“Spirit duplicator technology
gradually fell into disuse starting in the 1970s after
the availability of low-cost, high-volume xerographic
copiers.” “Spirit duplicators,” Wikipedia
Groped from an attic shelf’s oblivious ledge
from oddments, orts, cobwebs, and dustball-bloom,
this slight, sleek bottle could have held perfume.
What is it, darkly purple? Scent with an edge
close to intoxication flips some lever
back forty years:
The duplicating room.
My young legs in patched jeans and steep-pitched fervor
sprinting upstairs, three flights in pre-dawn gloom.
Young fingers whacking text onto a sheet—
Donne, so undone with flubs I groan, then laugh.
Did globs from such small bottles, daubed on neat,
(purpling my nail in blood of dittograph)
fix them? And did I scrape each flea-bit speck
to mend the letter with another peck?
Yes, and loaded the gizmo. Watched it churn
out sheets that reeked their alcoholic high.
Handed them off to the mortal hand and eye
of groggy first-years with no need to learn
that artful, passionate plea.
Did the years fly
or creep? And still the odd, old urges burn
for words fresh from the master, breathing spirit. . .
The scent hits, and I hold my memory near it.

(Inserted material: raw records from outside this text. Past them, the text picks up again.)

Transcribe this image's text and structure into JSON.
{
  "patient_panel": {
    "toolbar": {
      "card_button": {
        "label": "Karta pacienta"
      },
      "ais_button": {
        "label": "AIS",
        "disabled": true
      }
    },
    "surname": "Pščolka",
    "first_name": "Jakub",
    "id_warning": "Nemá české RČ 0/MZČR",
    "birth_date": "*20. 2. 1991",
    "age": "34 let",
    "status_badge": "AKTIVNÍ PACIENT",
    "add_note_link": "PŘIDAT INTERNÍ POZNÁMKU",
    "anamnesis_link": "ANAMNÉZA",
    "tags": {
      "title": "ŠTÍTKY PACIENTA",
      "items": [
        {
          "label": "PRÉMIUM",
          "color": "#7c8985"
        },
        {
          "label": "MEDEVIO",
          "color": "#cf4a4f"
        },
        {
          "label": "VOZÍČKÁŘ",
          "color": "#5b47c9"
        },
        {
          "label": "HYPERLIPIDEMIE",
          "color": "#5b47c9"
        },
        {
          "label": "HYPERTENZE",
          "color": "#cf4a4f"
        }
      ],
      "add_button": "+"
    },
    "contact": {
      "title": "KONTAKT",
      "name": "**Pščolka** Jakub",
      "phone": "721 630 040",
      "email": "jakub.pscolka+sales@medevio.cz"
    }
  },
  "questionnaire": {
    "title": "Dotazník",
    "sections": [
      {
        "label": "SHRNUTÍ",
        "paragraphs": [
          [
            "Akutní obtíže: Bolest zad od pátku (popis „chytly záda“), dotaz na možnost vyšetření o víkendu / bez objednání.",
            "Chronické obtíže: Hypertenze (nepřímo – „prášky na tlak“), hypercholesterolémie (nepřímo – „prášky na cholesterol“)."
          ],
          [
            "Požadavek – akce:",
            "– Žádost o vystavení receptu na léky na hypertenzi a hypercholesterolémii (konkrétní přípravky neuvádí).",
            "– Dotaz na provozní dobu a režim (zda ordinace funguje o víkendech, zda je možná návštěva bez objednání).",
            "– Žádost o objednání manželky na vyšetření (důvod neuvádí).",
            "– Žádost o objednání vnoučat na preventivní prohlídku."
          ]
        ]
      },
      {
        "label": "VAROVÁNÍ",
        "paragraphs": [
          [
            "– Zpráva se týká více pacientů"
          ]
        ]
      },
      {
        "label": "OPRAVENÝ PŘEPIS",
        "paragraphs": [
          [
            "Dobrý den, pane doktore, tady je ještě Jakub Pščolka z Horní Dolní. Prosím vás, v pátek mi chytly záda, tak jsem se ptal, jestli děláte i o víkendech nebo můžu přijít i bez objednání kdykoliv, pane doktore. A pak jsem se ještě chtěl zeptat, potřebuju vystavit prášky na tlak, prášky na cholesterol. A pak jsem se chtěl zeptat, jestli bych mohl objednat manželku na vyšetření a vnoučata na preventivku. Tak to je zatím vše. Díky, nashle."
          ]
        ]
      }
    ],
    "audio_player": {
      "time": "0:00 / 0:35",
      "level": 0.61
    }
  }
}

If you have any thoughts on this poem, Maryann Corbett
would be pleased to hear them.